Everyone from hip-hop’s Big Freedia to Japanese metal maestros Boris to even the Melvins (their latest grab) are working with Scion, broadening the corporation’s appeal to pockets they couldn’t imagine and giving musicians an opportunity for a new audience. But perhaps that’s just an optimistic look at what fans, for decades, have called selling out. Aligning your music with a corporation is a risky move. This sort of release could be taken as Boris endorsing Scion as their car of choice or that they approve of Scion as a corporation, which isn’t a small deal for artists in the public eye. Are Dam-Funk fans more likely to buy Scions? Is this something that anyone needs to worry about? At the moment, it would seem that there isn’t any nefarious intent behind the scenes, but this kind of crossover could be the beginning of the proverbial slippery slope.

Mountain Dew, on the other hand, would seem to be an easier sell than a car. Dew’s Green Label Sound has been involved in similarly great releases recently, including both the Cool KidsWhen Fish Ride Bicycles and the first single off of WavvesKing of the Beach, “Post Acid”. I can imagine Nathan Williams pouring some Mountain Dew down after a bagful of Cheetos more easily than I can the members of Boris driving around in a Scion, so maybe this corporate crossover makes a little more sense, but it’s still a strange connection. The Cool Kids defended themselves against arguments that they’d sold out, arguing that “I don’t even drink soda, but if they asked me to drink a whole case, I would.” If they’re to be believed, Mountain Dew swooped down with a pot of money and let them do whatever they wanted with the record, just to get the cache of being associated with the hip rappers. If that’s the case, it would seem to be the best possible form of selling out, an ambivalent rather than malevolent one.

Nike got into the mix with their Nike+ Original Run series, mixtapes of sorts designed by musicians to go along with a nice run. Perhaps the most logical of the connections, the continuous music was designed to facilitate a practiced, routine workout. The Crystal Method‘s take, Drive: Nike+ Original Run, was a combination of new tracks, remixes, and samples of old songs pushed together into one fluid mix.
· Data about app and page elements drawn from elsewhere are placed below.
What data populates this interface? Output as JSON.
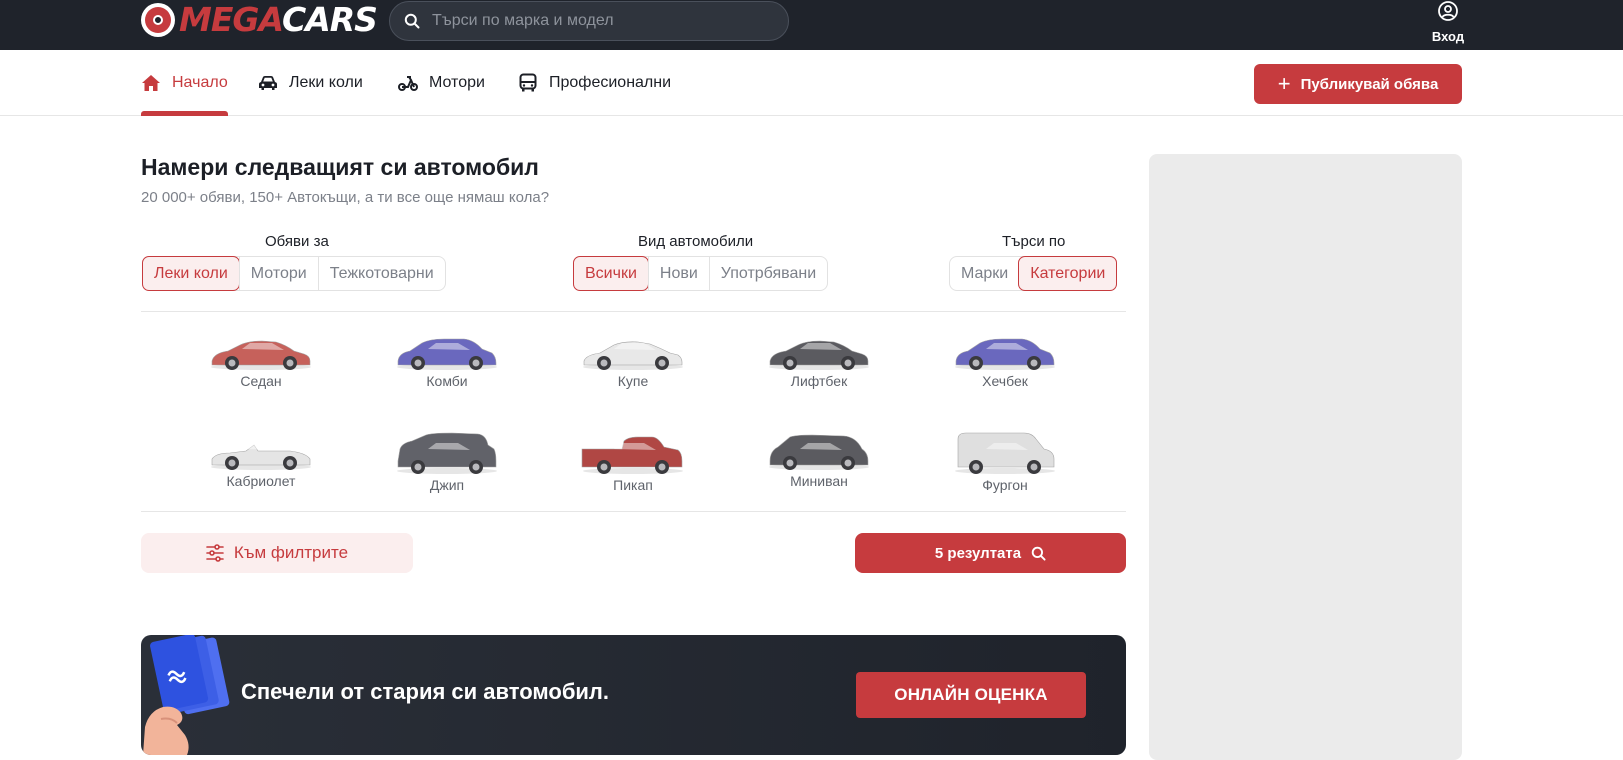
{
  "header": {
    "logo_mega": "MEGA",
    "logo_cars": "CARS",
    "search_placeholder": "Търси по марка и модел",
    "login_label": "Вход"
  },
  "nav": {
    "items": [
      {
        "label": "Начало",
        "icon": "home-icon",
        "active": true
      },
      {
        "label": "Леки коли",
        "icon": "car-icon",
        "active": false
      },
      {
        "label": "Мотори",
        "icon": "scooter-icon",
        "active": false
      },
      {
        "label": "Професионални",
        "icon": "bus-icon",
        "active": false
      }
    ],
    "publish_label": "Публикувай обява"
  },
  "main": {
    "title": "Намери следващият си автомобил",
    "subtitle": "20 000+ обяви, 150+ Автокъщи, а ти все още нямаш кола?",
    "groups": [
      {
        "label": "Обяви за",
        "options": [
          "Леки коли",
          "Мотори",
          "Тежкотоварни"
        ],
        "selected": "Леки коли"
      },
      {
        "label": "Вид автомобили",
        "options": [
          "Всички",
          "Нови",
          "Употрбявани"
        ],
        "selected": "Всички"
      },
      {
        "label": "Търси по",
        "options": [
          "Марки",
          "Категории"
        ],
        "selected": "Категории"
      }
    ],
    "categories": [
      {
        "label": "Седан",
        "color": "#c0504a",
        "shape": "sedan"
      },
      {
        "label": "Комби",
        "color": "#5a58b8",
        "shape": "hatch"
      },
      {
        "label": "Купе",
        "color": "#e6e6e6",
        "shape": "coupe"
      },
      {
        "label": "Лифтбек",
        "color": "#4a4a4f",
        "shape": "sedan"
      },
      {
        "label": "Хечбек",
        "color": "#5a58b8",
        "shape": "hatch"
      },
      {
        "label": "Кабриолет",
        "color": "#e3e3e3",
        "shape": "cabrio"
      },
      {
        "label": "Джип",
        "color": "#505259",
        "shape": "suv"
      },
      {
        "label": "Пикап",
        "color": "#a83430",
        "shape": "pickup"
      },
      {
        "label": "Миниван",
        "color": "#4a4a4f",
        "shape": "minivan"
      },
      {
        "label": "Фургон",
        "color": "#dcdcdc",
        "shape": "van"
      }
    ],
    "filters_label": "Към филтрите",
    "results_label": "5 резултата"
  },
  "banner": {
    "text": "Спечели от стария си автомобил.",
    "button_label": "ОНЛАЙН ОЦЕНКА"
  },
  "colors": {
    "accent": "#c63b3e",
    "dark": "#1f232b"
  }
}
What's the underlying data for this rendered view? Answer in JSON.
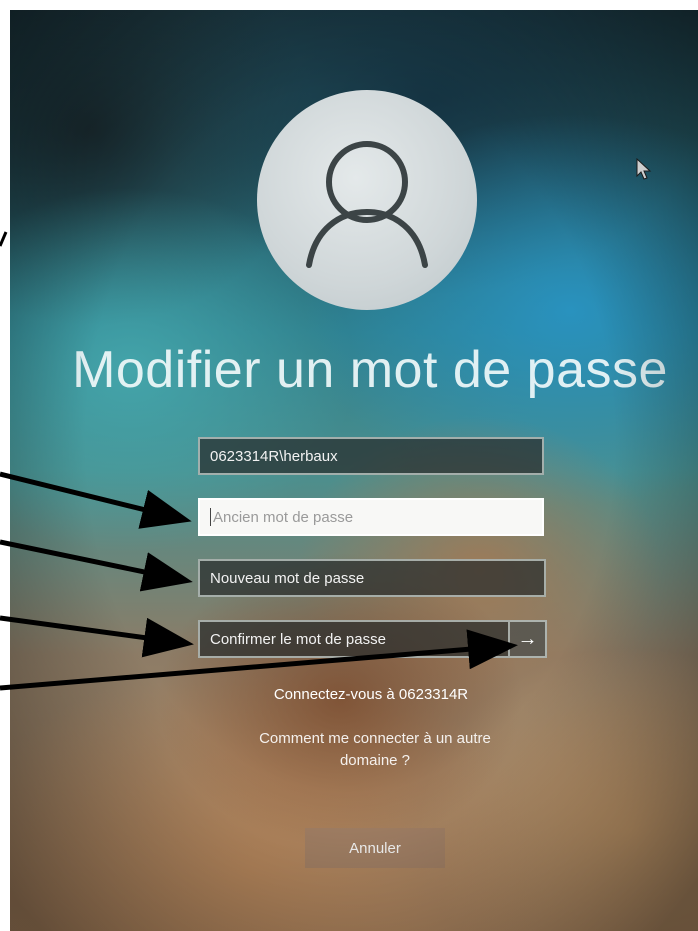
{
  "screen": {
    "title": "Modifier un mot de passe",
    "avatar_icon": "user-silhouette-icon"
  },
  "form": {
    "username_value": "0623314R\\herbaux",
    "old_password_placeholder": "Ancien mot de passe",
    "new_password_placeholder": "Nouveau mot de passe",
    "confirm_password_placeholder": "Confirmer le mot de passe",
    "submit_icon": "arrow-right-icon",
    "submit_glyph": "→"
  },
  "links": {
    "connect_to": "Connectez-vous à 0623314R",
    "other_domain": "Comment me connecter à un autre domaine ?"
  },
  "buttons": {
    "cancel_label": "Annuler"
  },
  "colors": {
    "field_focused_bg": "#f8f8f6",
    "field_bg": "#2d3232",
    "annotation_arrow": "#000000"
  }
}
The Aesop Rock mix, titled All Day, is an evolving, catapulting, 45-minute workout blast. While it’s surely part of Nike’s plan that these mixes will get you, somehow, to buy shoes, the idea of allowing musicians to create new music (especially with such a specific, interesting intention) for an ever-growing audience is an interesting development.

This sort of collaboration would seem to be toeing the line of selling out, whatever that may mean. Some artists may not want to be so easily associated with a product, but if King Khan received more listeners from this sort of deal without having to compromise any of his insane garage psych credentials, so be it. If people assume that Mountain Dew is a cool, fun drink because they love Wavves, then that’s on Williams and Co. to deal with. Either way, it would seem that musicians are getting money to fund projects in a world where that kind of funding just isn’t always there, and that’s at least a step in the right direction.